» Problem to solve
In this exercise, return the whole listing exactly, excluding any images.
+-------+
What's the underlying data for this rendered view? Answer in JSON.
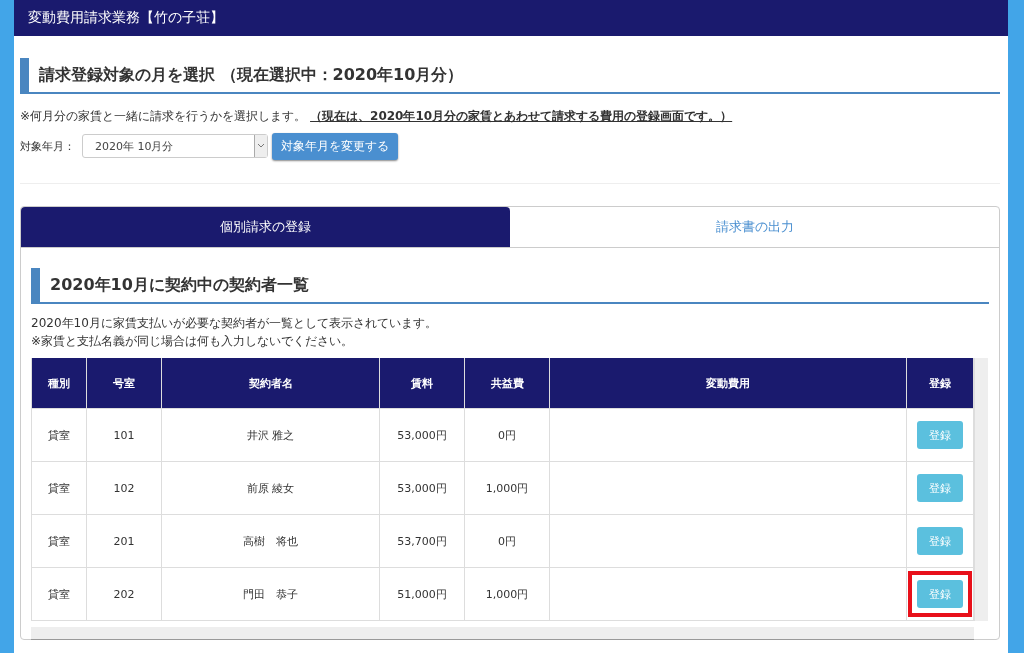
{
  "header": {
    "title": "変動費用請求業務【竹の子荘】"
  },
  "month_section": {
    "heading": "請求登録対象の月を選択 （現在選択中：2020年10月分）",
    "note": "※何月分の家賃と一緒に請求を行うかを選択します。",
    "note_emphasis": "（現在は、2020年10月分の家賃とあわせて請求する費用の登録画面です。）",
    "select_label": "対象年月：",
    "select_value": "2020年 10月分",
    "change_button": "対象年月を変更する"
  },
  "tabs": [
    {
      "label": "個別請求の登録",
      "selected": true
    },
    {
      "label": "請求書の出力",
      "selected": false
    }
  ],
  "list_section": {
    "heading": "2020年10月に契約中の契約者一覧",
    "description": [
      "2020年10月に家賃支払いが必要な契約者が一覧として表示されています。",
      "※家賃と支払名義が同じ場合は何も入力しないでください。"
    ]
  },
  "table": {
    "columns": [
      "種別",
      "号室",
      "契約者名",
      "賃料",
      "共益費",
      "変動費用",
      "登録"
    ],
    "rows": [
      {
        "cells": [
          "貸室",
          "101",
          "井沢 雅之",
          "53,000円",
          "0円",
          ""
        ],
        "button": "登録",
        "highlighted": false
      },
      {
        "cells": [
          "貸室",
          "102",
          "前原 綾女",
          "53,000円",
          "1,000円",
          ""
        ],
        "button": "登録",
        "highlighted": false
      },
      {
        "cells": [
          "貸室",
          "201",
          "高樹　将也",
          "53,700円",
          "0円",
          ""
        ],
        "button": "登録",
        "highlighted": false
      },
      {
        "cells": [
          "貸室",
          "202",
          "門田　恭子",
          "51,000円",
          "1,000円",
          ""
        ],
        "button": "登録",
        "highlighted": true
      }
    ]
  }
}
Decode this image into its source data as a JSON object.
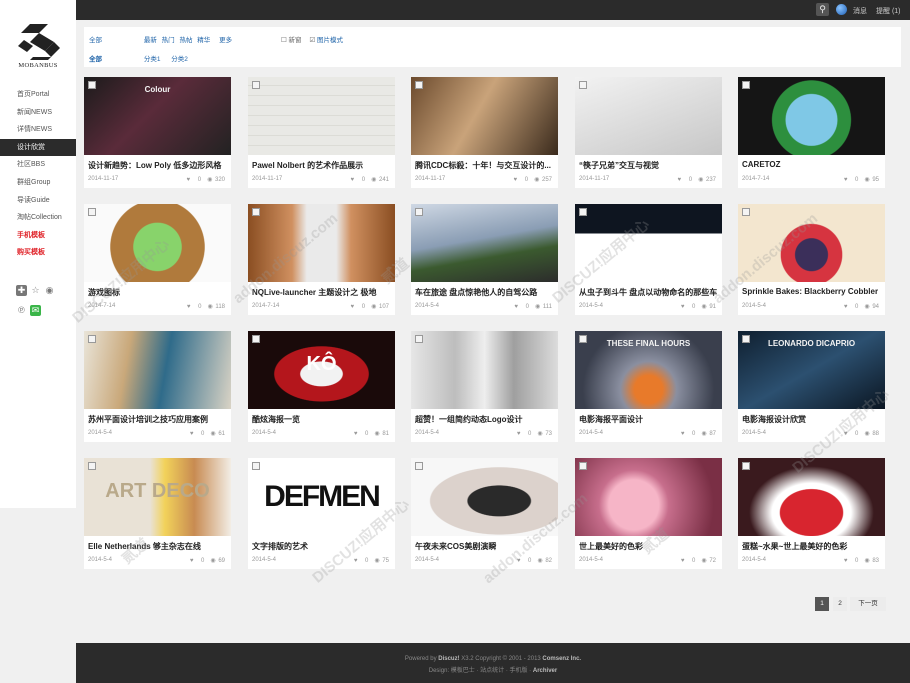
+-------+
» Solution to this task
What's the underlying data for this rendered view? Answer in JSON.
{
  "header": {
    "title": "変動費用請求業務【竹の子荘】"
  },
  "month_section": {
    "heading": "請求登録対象の月を選択 （現在選択中：2020年10月分）",
    "note": "※何月分の家賃と一緒に請求を行うかを選択します。",
    "note_emphasis": "（現在は、2020年10月分の家賃とあわせて請求する費用の登録画面です。）",
    "select_label": "対象年月：",
    "select_value": "2020年 10月分",
    "change_button": "対象年月を変更する"
  },
  "tabs": [
    {
      "label": "個別請求の登録",
      "selected": true
    },
    {
      "label": "請求書の出力",
      "selected": false
    }
  ],
  "list_section": {
    "heading": "2020年10月に契約中の契約者一覧",
    "description": [
      "2020年10月に家賃支払いが必要な契約者が一覧として表示されています。",
      "※家賃と支払名義が同じ場合は何も入力しないでください。"
    ]
  },
  "table": {
    "columns": [
      "種別",
      "号室",
      "契約者名",
      "賃料",
      "共益費",
      "変動費用",
      "登録"
    ],
    "rows": [
      {
        "cells": [
          "貸室",
          "101",
          "井沢 雅之",
          "53,000円",
          "0円",
          ""
        ],
        "button": "登録",
        "highlighted": false
      },
      {
        "cells": [
          "貸室",
          "102",
          "前原 綾女",
          "53,000円",
          "1,000円",
          ""
        ],
        "button": "登録",
        "highlighted": false
      },
      {
        "cells": [
          "貸室",
          "201",
          "高樹　将也",
          "53,700円",
          "0円",
          ""
        ],
        "button": "登録",
        "highlighted": false
      },
      {
        "cells": [
          "貸室",
          "202",
          "門田　恭子",
          "51,000円",
          "1,000円",
          ""
        ],
        "button": "登録",
        "highlighted": true
      }
    ]
  }
}
Decode this image into its source data as a JSON object.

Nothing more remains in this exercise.